Memory: her essays are easy to read, because she's interested in discussing ideas about science fiction. She's not pretentious, although she tackles difficult subjects - sexism, culturalism, reimagining creatively, artistically, exploring what it means to be human, which she says is the writer's job and gift, and science fiction lets us go forwards and backwards, and imagine it differently. I hope you can find a copy of the book, too!

I like/am terrified of the world Kay sends his characters too in the Fionavar Tapestry. Also his Sarantium series, which was really, really good writing. another good choice, Memory!
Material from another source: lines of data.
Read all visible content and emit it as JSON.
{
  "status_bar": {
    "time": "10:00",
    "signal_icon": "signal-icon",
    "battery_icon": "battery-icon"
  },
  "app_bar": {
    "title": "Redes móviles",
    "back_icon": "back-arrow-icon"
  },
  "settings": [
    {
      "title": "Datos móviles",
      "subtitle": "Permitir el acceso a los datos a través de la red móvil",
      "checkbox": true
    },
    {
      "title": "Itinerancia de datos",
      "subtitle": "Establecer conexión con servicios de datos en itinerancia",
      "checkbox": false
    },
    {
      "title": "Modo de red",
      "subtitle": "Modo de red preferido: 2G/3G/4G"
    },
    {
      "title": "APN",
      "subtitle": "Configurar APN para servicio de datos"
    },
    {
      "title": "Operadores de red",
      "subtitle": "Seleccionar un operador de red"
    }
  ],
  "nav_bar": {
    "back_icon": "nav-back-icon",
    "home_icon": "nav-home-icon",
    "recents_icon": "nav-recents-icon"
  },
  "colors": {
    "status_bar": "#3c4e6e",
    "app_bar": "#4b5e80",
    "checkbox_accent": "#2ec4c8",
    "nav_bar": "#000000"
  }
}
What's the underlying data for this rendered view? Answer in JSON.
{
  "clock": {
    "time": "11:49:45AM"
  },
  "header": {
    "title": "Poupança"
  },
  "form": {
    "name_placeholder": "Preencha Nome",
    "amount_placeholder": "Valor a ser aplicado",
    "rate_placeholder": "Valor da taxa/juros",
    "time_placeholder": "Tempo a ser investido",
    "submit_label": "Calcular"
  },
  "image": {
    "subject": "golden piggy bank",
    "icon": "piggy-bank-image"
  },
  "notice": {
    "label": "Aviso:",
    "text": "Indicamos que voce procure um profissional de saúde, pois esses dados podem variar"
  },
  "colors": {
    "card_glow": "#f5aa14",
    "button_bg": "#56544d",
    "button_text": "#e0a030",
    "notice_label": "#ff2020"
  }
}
Hazra: I haven't read any Terry Pratchett since I was in my 20's. I have to pick some up again, I know everyone enjoys him, but I wasn't in the mood for puns etc when I was younger. Now I'm older and need to laugh, so it's time!! lol I do agree with you about Harry Potter, I always wished this world had magic like in the Potter books (well, without Death eaters, and Lord Voldemort....)

Chris said...

Your article about fantasy is excellent and I agree with all you say. It struck me as I was reading it that much of the reason why some people 'don't read fantasy' is for no other reason than it is called 'fantasy'. Your article makes we wonder whether fantasy is, in fact, a huge misnomer, which does the genre a great disservice. We we not be better giving it a label of 'extended reality'? That's how I perceive my 'fantasy' writing.

Chris Warren
Author and Freelance Writer
Randolph's Challenge, Book One - The Pendulum Swings

Susan said...

Chris: I think you're right! I've seen people turn away from Fantasy just because of the name. I'm not sure changing the name will help...maybe not having any categories would help, but I think the publishers would blow up if we did that! I worked in bookstores for many years, and categorizing them helped them to know where to put books or how to sell them (the market). Us book-lovers, on the other hand, want usually to know if it's good, first, though I do know many people (especially when i worked in those bookstores) who read only romances or mysteries or fiction or sf. It's an interesting conundrum, isn't it?

I'll keep an eye out for your book. It's title seems familiar, so I think I've seen it reviewed, possibly in Locus....

i'll have to think if I like fantasy as 'extended reality'. That reminds me of quantum physics more than fantasy!

Book pusher said...

I have been meaning to come back and comment on this post, which is a great post by the way and I really must get a copy of Le Guin's essays. It really sums why some books are so powerfully realised and others are not, why some books and characters take up permanent residence in your imagination. For me one of the most powerful fantasies has been Mervyn Peake's Gormenghast series, tragic that he was not able to complete it. Neil Gaiman is another author who creates powerfully realised landscapes. Great post.

Book pusher said...

Oops wanted to add while fantasy does not often get taken seriously, in recent years we have seen some seriously major works of literature emerge from fantasy, I am thinking of Philip Pullman's Dark materials triliogy, while controversial it is also one of the most important books to emerge from children's and young adult literature in a long time and again it represents the creation of a world and characters that are so vividly realised they are impossible to forget.